Search the data for the string "Birthday", and report each line where it is found.

(Collection entries)
-- Opening Marker --

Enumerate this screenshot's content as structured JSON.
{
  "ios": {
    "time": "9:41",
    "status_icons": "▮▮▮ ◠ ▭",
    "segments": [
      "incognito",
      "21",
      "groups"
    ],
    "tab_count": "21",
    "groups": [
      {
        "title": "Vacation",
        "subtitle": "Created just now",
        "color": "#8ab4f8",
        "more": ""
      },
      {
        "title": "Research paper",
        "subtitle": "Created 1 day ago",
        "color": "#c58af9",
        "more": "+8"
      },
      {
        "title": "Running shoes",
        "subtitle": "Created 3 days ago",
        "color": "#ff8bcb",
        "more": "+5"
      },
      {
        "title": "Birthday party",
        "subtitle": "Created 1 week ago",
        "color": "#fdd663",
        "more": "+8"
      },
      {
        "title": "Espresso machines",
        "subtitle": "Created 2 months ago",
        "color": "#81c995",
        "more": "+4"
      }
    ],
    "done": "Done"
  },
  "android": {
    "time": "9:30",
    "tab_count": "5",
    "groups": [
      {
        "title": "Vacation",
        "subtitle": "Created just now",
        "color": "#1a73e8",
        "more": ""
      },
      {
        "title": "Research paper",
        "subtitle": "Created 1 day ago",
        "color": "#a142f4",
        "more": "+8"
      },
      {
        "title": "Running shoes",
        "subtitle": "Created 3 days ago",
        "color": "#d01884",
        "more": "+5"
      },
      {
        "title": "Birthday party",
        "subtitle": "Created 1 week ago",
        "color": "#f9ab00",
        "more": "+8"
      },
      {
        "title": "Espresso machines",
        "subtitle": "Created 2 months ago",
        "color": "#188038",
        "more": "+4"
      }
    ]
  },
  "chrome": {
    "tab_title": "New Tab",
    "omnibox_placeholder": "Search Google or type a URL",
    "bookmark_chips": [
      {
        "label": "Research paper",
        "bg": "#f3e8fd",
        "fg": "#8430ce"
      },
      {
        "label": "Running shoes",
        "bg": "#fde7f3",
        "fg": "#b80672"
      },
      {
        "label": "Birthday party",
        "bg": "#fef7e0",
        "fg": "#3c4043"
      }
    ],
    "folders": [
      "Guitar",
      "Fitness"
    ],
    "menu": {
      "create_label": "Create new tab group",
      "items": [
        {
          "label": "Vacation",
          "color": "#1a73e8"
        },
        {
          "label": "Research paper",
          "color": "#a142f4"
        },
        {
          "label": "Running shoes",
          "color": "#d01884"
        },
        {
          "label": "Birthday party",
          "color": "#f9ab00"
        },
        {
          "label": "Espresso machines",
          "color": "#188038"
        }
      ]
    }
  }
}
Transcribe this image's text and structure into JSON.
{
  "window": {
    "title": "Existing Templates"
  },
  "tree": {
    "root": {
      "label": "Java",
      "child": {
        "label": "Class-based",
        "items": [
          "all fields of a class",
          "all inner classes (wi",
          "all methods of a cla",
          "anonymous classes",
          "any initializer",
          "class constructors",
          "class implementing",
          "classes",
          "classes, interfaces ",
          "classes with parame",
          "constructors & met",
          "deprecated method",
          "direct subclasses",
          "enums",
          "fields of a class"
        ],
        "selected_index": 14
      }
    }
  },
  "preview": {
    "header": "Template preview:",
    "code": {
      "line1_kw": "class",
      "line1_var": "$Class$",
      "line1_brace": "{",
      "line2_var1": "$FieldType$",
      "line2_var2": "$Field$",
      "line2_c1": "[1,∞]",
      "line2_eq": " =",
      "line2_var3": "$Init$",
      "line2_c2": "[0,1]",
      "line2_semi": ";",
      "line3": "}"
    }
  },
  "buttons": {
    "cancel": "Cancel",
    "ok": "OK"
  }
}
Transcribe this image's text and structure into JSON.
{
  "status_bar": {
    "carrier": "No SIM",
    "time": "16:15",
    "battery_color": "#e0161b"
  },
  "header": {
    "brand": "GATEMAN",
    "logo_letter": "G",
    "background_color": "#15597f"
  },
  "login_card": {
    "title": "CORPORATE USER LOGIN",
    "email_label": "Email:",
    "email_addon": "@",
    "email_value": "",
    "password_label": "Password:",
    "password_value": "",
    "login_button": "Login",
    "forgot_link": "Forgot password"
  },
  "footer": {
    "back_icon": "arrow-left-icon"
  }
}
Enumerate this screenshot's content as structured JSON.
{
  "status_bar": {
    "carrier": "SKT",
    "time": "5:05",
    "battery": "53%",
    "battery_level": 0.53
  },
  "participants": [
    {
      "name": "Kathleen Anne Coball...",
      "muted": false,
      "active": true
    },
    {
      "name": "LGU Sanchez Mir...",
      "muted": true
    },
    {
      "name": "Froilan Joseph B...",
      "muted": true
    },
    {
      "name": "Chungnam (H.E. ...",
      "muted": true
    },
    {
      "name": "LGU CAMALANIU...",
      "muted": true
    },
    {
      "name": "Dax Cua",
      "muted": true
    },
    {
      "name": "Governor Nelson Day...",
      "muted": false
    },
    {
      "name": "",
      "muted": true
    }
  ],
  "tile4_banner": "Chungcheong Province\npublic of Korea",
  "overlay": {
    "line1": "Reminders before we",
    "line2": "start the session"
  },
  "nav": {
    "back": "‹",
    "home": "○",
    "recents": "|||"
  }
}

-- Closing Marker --

* Exercise result:
        "title": "Birthday party",
        "title": "Birthday party",
        "label": "Birthday party",
          "label": "Birthday party",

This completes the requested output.